*WHAT NEEDS TO BE DONE*
From the first line to the last, retype the records exactly and skip the pictures.

*SOURCE MATERIAL*
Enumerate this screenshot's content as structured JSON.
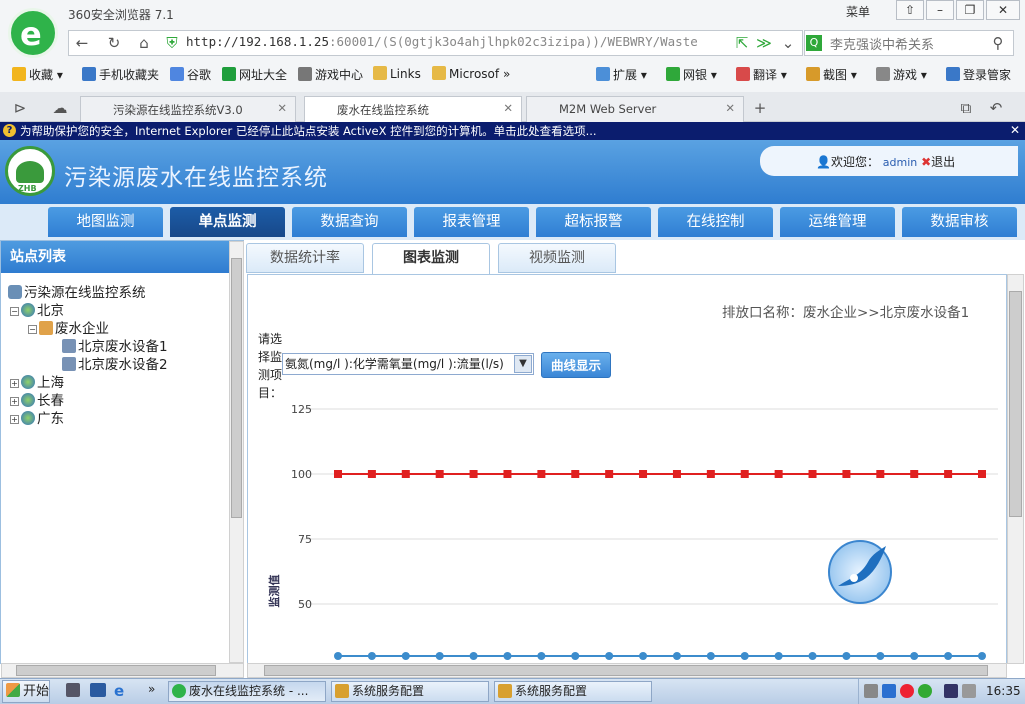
{
  "browser": {
    "title": "360安全浏览器 7.1",
    "menu": "菜单",
    "address_host": "http://192.168.1.25",
    "address_rest": ":60001/(S(0gtjk3o4ahjlhpk02c3izipa))/WEBWRY/Waste",
    "search_text": "李克强谈中希关系",
    "bookmarks": [
      "收藏",
      "手机收藏夹",
      "谷歌",
      "网址大全",
      "游戏中心",
      "Links",
      "Microsof",
      "扩展",
      "网银",
      "翻译",
      "截图",
      "游戏",
      "登录管家"
    ],
    "tabs": [
      {
        "label": "污染源在线监控系统V3.0",
        "active": false
      },
      {
        "label": "废水在线监控系统",
        "active": true
      },
      {
        "label": "M2M Web Server",
        "active": false
      }
    ],
    "infobar": "为帮助保护您的安全，Internet Explorer 已经停止此站点安装 ActiveX 控件到您的计算机。单击此处查看选项..."
  },
  "app": {
    "title": "污染源废水在线监控系统",
    "logo_text": "ZHB",
    "welcome": "欢迎您：",
    "user": "admin",
    "logout": "退出",
    "nav": [
      "地图监测",
      "单点监测",
      "数据查询",
      "报表管理",
      "超标报警",
      "在线控制",
      "运维管理",
      "数据审核"
    ],
    "nav_active": 1,
    "sidebar": {
      "title": "站点列表",
      "root": "污染源在线监控系统",
      "nodes": {
        "beijing": "北京",
        "enterprise": "废水企业",
        "device1": "北京废水设备1",
        "device2": "北京废水设备2",
        "shanghai": "上海",
        "changchun": "长春",
        "guangdong": "广东"
      }
    },
    "content_tabs": [
      "数据统计率",
      "图表监测",
      "视频监测"
    ],
    "content_tab_active": 1,
    "outfall_label": "排放口名称：",
    "outfall_value": "废水企业>>北京废水设备1",
    "select_label": "请选择监测项目：",
    "select_value": "氨氮(mg/l ):化学需氧量(mg/l ):流量(l/s)",
    "curve_button": "曲线显示"
  },
  "chart_data": {
    "type": "line",
    "ylabel": "监测值",
    "yticks": [
      125,
      100,
      75,
      50
    ],
    "ylim": [
      25,
      125
    ],
    "series": [
      {
        "color": "#e02020",
        "values": [
          100,
          100,
          100,
          100,
          100,
          100,
          100,
          100,
          100,
          100,
          100,
          100,
          100,
          100,
          100,
          100,
          100,
          100,
          100,
          100
        ]
      },
      {
        "color": "#3c8ccc",
        "values": [
          30,
          30,
          30,
          30,
          30,
          30,
          30,
          30,
          30,
          30,
          30,
          30,
          30,
          30,
          30,
          30,
          30,
          30,
          30,
          30
        ]
      }
    ]
  },
  "taskbar": {
    "start": "开始",
    "items": [
      "废水在线监控系统 - ...",
      "系统服务配置",
      "系统服务配置"
    ],
    "clock": "16:35"
  }
}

*PROBLEM SOLUTION*
Enumerate this screenshot's content as structured JSON.
{
  "browser": {
    "title": "360安全浏览器 7.1",
    "menu": "菜单",
    "address_host": "http://192.168.1.25",
    "address_rest": ":60001/(S(0gtjk3o4ahjlhpk02c3izipa))/WEBWRY/Waste",
    "search_text": "李克强谈中希关系",
    "bookmarks": [
      "收藏",
      "手机收藏夹",
      "谷歌",
      "网址大全",
      "游戏中心",
      "Links",
      "Microsof",
      "扩展",
      "网银",
      "翻译",
      "截图",
      "游戏",
      "登录管家"
    ],
    "tabs": [
      {
        "label": "污染源在线监控系统V3.0",
        "active": false
      },
      {
        "label": "废水在线监控系统",
        "active": true
      },
      {
        "label": "M2M Web Server",
        "active": false
      }
    ],
    "infobar": "为帮助保护您的安全，Internet Explorer 已经停止此站点安装 ActiveX 控件到您的计算机。单击此处查看选项..."
  },
  "app": {
    "title": "污染源废水在线监控系统",
    "logo_text": "ZHB",
    "welcome": "欢迎您：",
    "user": "admin",
    "logout": "退出",
    "nav": [
      "地图监测",
      "单点监测",
      "数据查询",
      "报表管理",
      "超标报警",
      "在线控制",
      "运维管理",
      "数据审核"
    ],
    "nav_active": 1,
    "sidebar": {
      "title": "站点列表",
      "root": "污染源在线监控系统",
      "nodes": {
        "beijing": "北京",
        "enterprise": "废水企业",
        "device1": "北京废水设备1",
        "device2": "北京废水设备2",
        "shanghai": "上海",
        "changchun": "长春",
        "guangdong": "广东"
      }
    },
    "content_tabs": [
      "数据统计率",
      "图表监测",
      "视频监测"
    ],
    "content_tab_active": 1,
    "outfall_label": "排放口名称：",
    "outfall_value": "废水企业>>北京废水设备1",
    "select_label": "请选择监测项目：",
    "select_value": "氨氮(mg/l ):化学需氧量(mg/l ):流量(l/s)",
    "curve_button": "曲线显示"
  },
  "chart_data": {
    "type": "line",
    "ylabel": "监测值",
    "yticks": [
      125,
      100,
      75,
      50
    ],
    "ylim": [
      25,
      125
    ],
    "series": [
      {
        "color": "#e02020",
        "values": [
          100,
          100,
          100,
          100,
          100,
          100,
          100,
          100,
          100,
          100,
          100,
          100,
          100,
          100,
          100,
          100,
          100,
          100,
          100,
          100
        ]
      },
      {
        "color": "#3c8ccc",
        "values": [
          30,
          30,
          30,
          30,
          30,
          30,
          30,
          30,
          30,
          30,
          30,
          30,
          30,
          30,
          30,
          30,
          30,
          30,
          30,
          30
        ]
      }
    ]
  },
  "taskbar": {
    "start": "开始",
    "items": [
      "废水在线监控系统 - ...",
      "系统服务配置",
      "系统服务配置"
    ],
    "clock": "16:35"
  }
}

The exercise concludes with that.